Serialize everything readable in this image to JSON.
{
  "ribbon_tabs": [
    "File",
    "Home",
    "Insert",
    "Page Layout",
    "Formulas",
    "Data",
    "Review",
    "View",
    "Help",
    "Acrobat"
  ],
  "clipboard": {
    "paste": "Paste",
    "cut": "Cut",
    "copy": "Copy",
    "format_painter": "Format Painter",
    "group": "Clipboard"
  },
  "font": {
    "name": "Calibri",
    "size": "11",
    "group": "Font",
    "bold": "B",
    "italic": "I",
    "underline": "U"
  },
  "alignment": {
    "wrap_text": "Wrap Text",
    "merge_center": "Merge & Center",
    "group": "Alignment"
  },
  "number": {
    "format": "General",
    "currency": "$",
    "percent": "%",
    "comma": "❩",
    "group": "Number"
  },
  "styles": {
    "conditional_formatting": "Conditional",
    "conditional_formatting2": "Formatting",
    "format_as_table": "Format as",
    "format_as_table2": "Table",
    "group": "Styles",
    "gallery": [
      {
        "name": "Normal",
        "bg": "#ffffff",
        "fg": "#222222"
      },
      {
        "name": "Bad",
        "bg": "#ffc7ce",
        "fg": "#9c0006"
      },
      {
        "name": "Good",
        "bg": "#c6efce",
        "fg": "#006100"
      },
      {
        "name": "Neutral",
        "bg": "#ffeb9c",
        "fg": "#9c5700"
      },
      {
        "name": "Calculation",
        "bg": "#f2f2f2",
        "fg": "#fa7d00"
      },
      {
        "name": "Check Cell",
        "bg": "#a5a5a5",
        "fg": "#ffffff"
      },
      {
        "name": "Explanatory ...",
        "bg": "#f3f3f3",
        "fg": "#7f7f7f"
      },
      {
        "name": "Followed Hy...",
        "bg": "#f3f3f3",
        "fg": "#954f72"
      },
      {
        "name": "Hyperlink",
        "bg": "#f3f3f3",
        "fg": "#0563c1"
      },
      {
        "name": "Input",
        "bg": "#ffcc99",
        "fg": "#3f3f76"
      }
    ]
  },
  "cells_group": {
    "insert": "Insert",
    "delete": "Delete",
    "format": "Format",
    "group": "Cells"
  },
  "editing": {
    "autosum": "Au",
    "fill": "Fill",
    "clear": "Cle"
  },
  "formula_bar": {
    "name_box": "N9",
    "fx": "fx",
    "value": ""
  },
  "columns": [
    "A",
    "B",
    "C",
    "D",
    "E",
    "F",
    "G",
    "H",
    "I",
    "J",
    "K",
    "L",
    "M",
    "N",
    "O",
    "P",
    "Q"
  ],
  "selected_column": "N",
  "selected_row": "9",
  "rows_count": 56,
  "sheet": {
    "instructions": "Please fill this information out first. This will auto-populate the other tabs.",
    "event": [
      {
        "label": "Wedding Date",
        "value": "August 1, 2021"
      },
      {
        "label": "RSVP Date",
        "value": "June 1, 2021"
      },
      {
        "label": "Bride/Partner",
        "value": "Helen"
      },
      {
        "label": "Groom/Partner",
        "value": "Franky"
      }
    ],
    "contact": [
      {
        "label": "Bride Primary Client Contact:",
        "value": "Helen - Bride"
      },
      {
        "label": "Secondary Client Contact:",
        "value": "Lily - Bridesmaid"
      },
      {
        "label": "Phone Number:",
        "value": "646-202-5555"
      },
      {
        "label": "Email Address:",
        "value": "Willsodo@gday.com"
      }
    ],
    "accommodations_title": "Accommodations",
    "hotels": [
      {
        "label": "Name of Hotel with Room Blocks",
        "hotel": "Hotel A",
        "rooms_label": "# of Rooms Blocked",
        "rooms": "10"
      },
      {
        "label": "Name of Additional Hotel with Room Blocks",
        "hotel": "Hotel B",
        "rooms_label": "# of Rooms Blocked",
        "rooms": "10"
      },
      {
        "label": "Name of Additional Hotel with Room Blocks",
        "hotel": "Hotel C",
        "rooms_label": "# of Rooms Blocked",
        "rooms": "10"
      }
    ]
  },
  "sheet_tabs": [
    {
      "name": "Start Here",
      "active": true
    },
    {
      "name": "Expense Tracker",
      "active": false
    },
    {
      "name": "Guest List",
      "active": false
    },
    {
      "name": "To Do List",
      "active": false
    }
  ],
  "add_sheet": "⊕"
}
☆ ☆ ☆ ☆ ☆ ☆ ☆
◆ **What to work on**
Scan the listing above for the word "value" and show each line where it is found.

◆ **Solution to the exercise**
    "value": ""
        "value": "August 1, 2021"
        "value": "June 1, 2021"
        "value": "Helen"
        "value": "Franky"
        "value": "Helen - Bride"
        "value": "Lily - Bridesmaid"
        "value": "646-202-5555"
        "value": "Willsodo@gday.com"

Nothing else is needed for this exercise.